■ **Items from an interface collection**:
○ ○ ○ ○ ○

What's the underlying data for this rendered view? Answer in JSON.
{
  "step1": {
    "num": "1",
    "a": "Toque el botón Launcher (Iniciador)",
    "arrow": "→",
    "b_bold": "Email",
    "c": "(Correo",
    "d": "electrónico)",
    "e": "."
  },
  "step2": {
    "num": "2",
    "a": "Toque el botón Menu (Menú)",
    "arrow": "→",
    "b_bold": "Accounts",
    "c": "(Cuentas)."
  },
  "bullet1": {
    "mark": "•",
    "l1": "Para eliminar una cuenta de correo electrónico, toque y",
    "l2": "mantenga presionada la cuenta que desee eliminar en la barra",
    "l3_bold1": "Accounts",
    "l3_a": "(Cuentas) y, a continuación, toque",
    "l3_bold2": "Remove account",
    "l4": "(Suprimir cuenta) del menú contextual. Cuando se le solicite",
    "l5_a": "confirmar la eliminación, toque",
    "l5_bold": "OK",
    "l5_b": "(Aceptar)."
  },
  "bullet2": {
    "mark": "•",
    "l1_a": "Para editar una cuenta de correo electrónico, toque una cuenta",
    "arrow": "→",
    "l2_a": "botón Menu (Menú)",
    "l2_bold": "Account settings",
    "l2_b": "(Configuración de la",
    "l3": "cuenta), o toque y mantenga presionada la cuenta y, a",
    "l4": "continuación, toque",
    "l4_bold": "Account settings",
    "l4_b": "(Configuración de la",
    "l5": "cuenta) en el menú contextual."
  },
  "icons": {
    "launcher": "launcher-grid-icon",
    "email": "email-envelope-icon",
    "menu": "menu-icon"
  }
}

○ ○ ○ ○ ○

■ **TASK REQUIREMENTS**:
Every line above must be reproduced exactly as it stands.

■ **RESULT FOR THIS EXERCISE**:
What's the underlying data for this rendered view? Answer in JSON.
{
  "step1": {
    "num": "1",
    "a": "Toque el botón Launcher (Iniciador)",
    "arrow": "→",
    "b_bold": "Email",
    "c": "(Correo",
    "d": "electrónico)",
    "e": "."
  },
  "step2": {
    "num": "2",
    "a": "Toque el botón Menu (Menú)",
    "arrow": "→",
    "b_bold": "Accounts",
    "c": "(Cuentas)."
  },
  "bullet1": {
    "mark": "•",
    "l1": "Para eliminar una cuenta de correo electrónico, toque y",
    "l2": "mantenga presionada la cuenta que desee eliminar en la barra",
    "l3_bold1": "Accounts",
    "l3_a": "(Cuentas) y, a continuación, toque",
    "l3_bold2": "Remove account",
    "l4": "(Suprimir cuenta) del menú contextual. Cuando se le solicite",
    "l5_a": "confirmar la eliminación, toque",
    "l5_bold": "OK",
    "l5_b": "(Aceptar)."
  },
  "bullet2": {
    "mark": "•",
    "l1_a": "Para editar una cuenta de correo electrónico, toque una cuenta",
    "arrow": "→",
    "l2_a": "botón Menu (Menú)",
    "l2_bold": "Account settings",
    "l2_b": "(Configuración de la",
    "l3": "cuenta), o toque y mantenga presionada la cuenta y, a",
    "l4": "continuación, toque",
    "l4_bold": "Account settings",
    "l4_b": "(Configuración de la",
    "l5": "cuenta) en el menú contextual."
  },
  "icons": {
    "launcher": "launcher-grid-icon",
    "email": "email-envelope-icon",
    "menu": "menu-icon"
  }
}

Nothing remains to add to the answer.